Written to present an alternative recovery program to the Keynesian New Deal of President Franklin D. Roosevelt, The Formation of Capital proved it is unnecessary to rely on existing accumulations of savings to finance capital formation. New capital can be financed by monetizing the present value of the marketable goods and services that the capital is expected to produce over its useful life. Existing inventories of marketable goods and services can be cleared at market prices by the same process.
Kelso and Adler added one more thing for an economy to be sustainable and secure: widespread direct ownership of the means of production. As technology advances and capital becomes hyper-productive relative to human labor, human labor becomes relatively less valuable in the production of marketable goods and services.

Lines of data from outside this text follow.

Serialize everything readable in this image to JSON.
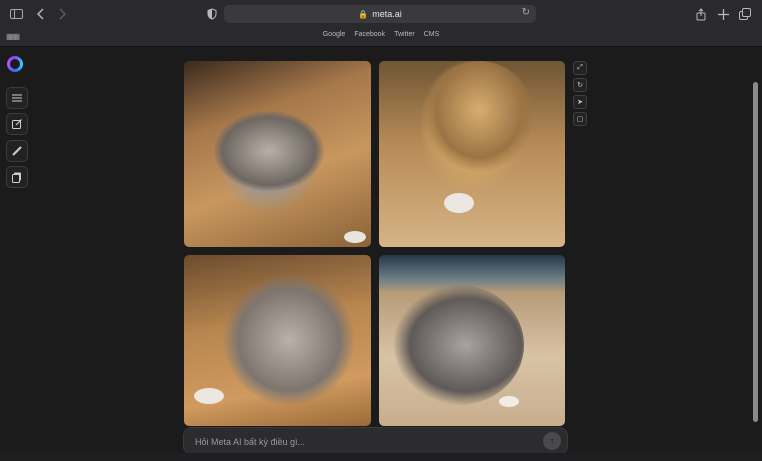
{
  "browser": {
    "url": "meta.ai",
    "bookmarks": [
      "Google",
      "Facebook",
      "Twitter",
      "CMS"
    ]
  },
  "composer": {
    "placeholder": "Hỏi Meta AI bất kỳ điều gì..."
  },
  "icons": {
    "sidebar": [
      "meta-ai-logo-icon",
      "menu-icon",
      "new-chat-icon",
      "pen-icon",
      "pages-icon"
    ],
    "image_actions": [
      "expand-icon",
      "regenerate-icon",
      "share-icon",
      "copy-icon"
    ]
  },
  "colors": {
    "background": "#1b1b1c",
    "toolbar": "#2a2a2c"
  }
}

This is because the profits from production go by natural right to whoever owns the means of production. Consequently, owners of capital become rich, while owners of labor become poor. The corrective is not to confiscate from the wealthy for redistribution among the poor, but to open up some means whereby those who at present own only their own labor can become owners of capital.

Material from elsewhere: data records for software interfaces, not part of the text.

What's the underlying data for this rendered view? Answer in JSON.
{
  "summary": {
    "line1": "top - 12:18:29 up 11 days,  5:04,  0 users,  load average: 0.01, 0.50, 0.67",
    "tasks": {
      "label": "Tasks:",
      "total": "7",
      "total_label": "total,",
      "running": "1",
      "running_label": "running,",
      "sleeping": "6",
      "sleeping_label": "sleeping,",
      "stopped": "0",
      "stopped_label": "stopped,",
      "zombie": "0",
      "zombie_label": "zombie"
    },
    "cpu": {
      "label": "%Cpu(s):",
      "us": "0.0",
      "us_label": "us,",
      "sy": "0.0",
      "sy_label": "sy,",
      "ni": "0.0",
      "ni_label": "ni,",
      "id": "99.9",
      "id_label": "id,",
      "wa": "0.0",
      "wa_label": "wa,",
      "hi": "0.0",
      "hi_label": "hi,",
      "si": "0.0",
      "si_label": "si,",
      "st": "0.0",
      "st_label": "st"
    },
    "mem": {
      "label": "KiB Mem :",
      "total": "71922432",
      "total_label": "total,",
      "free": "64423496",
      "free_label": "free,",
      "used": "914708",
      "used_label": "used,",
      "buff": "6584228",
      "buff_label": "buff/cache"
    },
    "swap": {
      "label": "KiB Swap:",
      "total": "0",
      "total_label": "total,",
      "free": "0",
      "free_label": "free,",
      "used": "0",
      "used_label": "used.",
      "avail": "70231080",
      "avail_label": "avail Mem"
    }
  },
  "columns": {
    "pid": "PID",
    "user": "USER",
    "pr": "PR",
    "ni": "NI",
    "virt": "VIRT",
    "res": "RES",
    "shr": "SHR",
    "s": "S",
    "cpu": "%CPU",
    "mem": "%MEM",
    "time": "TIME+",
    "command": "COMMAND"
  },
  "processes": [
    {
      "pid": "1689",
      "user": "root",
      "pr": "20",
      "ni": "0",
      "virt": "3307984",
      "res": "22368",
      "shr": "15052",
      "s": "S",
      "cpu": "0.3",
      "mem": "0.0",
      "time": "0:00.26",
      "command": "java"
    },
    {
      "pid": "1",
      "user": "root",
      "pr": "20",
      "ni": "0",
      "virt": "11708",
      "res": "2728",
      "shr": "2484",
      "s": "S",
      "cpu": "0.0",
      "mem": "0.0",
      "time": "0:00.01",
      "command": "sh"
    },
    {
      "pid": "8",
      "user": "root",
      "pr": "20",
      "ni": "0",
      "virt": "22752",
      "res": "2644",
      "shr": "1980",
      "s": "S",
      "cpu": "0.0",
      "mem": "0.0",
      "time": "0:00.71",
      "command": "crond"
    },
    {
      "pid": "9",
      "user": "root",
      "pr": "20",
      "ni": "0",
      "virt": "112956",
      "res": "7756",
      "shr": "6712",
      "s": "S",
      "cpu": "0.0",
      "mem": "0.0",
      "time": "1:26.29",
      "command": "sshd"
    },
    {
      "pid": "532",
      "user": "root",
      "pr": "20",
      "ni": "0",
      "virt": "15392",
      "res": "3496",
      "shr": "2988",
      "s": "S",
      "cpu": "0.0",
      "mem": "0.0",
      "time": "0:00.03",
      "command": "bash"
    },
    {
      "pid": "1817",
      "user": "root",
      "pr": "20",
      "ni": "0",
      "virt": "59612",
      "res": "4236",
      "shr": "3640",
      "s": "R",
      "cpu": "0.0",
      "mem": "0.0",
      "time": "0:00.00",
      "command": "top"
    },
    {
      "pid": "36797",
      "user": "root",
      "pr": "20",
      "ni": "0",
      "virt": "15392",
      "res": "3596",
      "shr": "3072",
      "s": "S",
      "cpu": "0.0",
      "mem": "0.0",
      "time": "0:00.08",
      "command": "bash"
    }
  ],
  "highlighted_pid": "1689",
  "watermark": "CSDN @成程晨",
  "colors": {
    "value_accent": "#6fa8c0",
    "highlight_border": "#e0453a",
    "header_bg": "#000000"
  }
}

|John Maynard Keynes|
Some authorities, such as John Maynard Keynes, believe that concentrated ownership of the means of production is a necessary precondition for economic development. This is to generate the existing accumulations of savings thought to be essential to finance new capital formation. The idea is that only the rich — and the richer, the better — have the capacity to cut consumption and save without hardship. This makes the rest of humanity dependent on the rich for jobs.
On the contrary, as Kelso and Adler demonstrated. Relying on existing accumulations of savings to finance capital formation is detrimental to sound economic growth. It unnecessarily shackles the future to the past. This is because the cuts in consumption required to accumulate savings means that demand for capital — derived from consumer demand — is rendered less financially feasible to that extent. That is, if consumers save instead of spending, new capital is less likely to be put into operation because the owners believe they won’t be able to sell all they produce. Thus humanity is, in effect, enslaved to savings. This is why Kelso and Adler subtitled their second book, “A Proposal to Free Economic Growth from the Slavery of Savings.”

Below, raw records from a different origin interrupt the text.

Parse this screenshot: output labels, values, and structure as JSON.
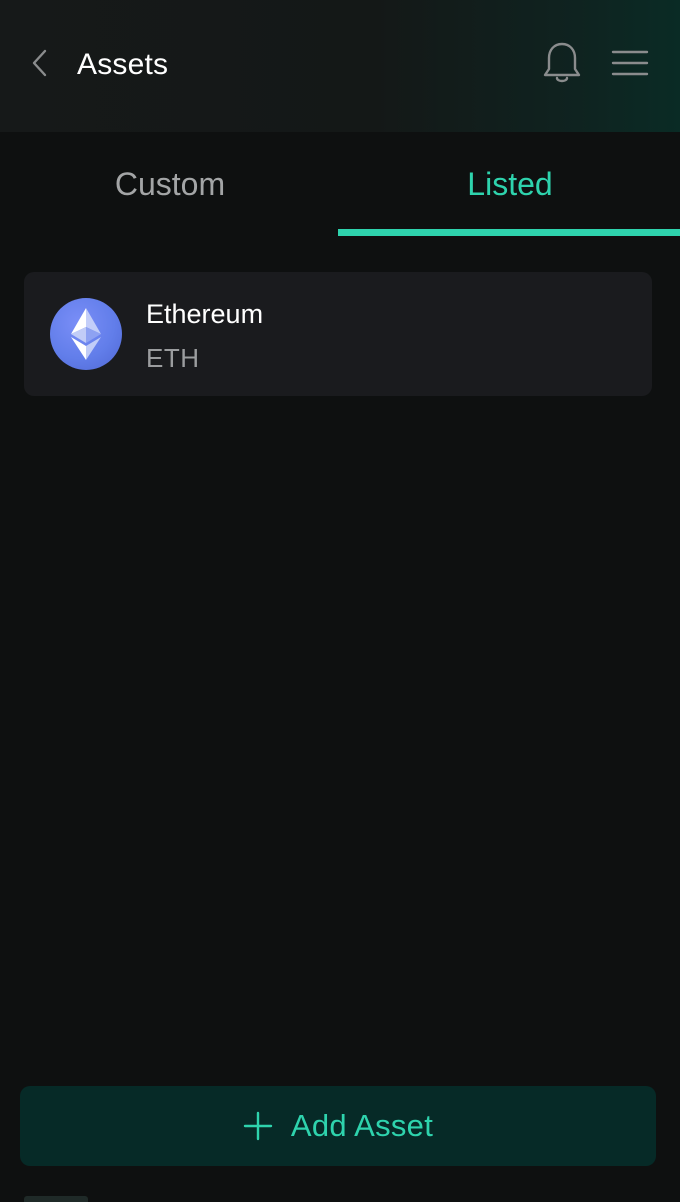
{
  "header": {
    "title": "Assets",
    "icons": {
      "back": "chevron-left-icon",
      "notifications": "bell-icon",
      "menu": "hamburger-menu-icon"
    }
  },
  "tabs": [
    {
      "label": "Custom",
      "active": false
    },
    {
      "label": "Listed",
      "active": true
    }
  ],
  "assets": [
    {
      "name": "Ethereum",
      "symbol": "ETH",
      "icon": "ethereum-logo-icon"
    }
  ],
  "actions": {
    "add_asset_label": "Add Asset",
    "add_icon": "plus-icon"
  },
  "colors": {
    "accent": "#2ed3ad",
    "background": "#0e1010",
    "card": "#1a1b1e",
    "button_bg": "#062a27",
    "eth_blue": "#627eea",
    "inactive_tab": "#a3a5a6"
  }
}
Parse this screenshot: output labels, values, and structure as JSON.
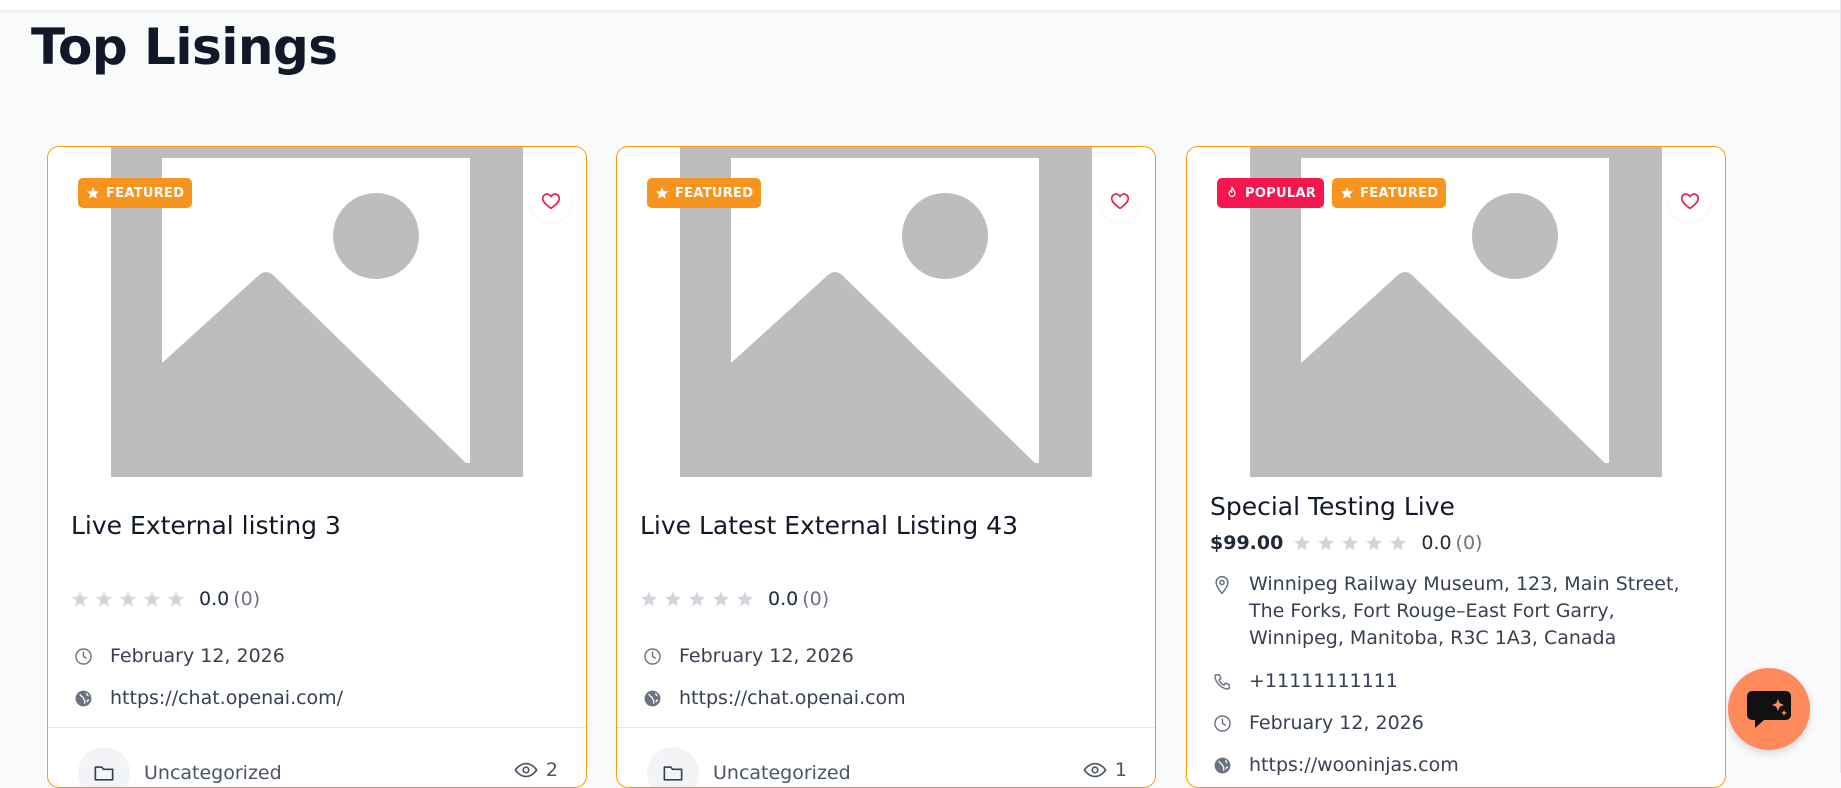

This is not hostility to savings. Binary economics acknowledges the crucial role that savings plays in financing capital formation, but — consistent with Moulton’s analysis — shifts the saving from the past to the future. That is, instead of cutting consumption in order to accumulate financial capital before investing, Moulton and Kelso used the concept of financial feasibility: that all capital, to justify its purchase, must reasonably be expected to pay for itself out of its own future earnings.
How to persuade economists and policymakers to shift their thinking, however, is the job of the “act of social justice” — and that is what we’ll address in the next posting on this subject.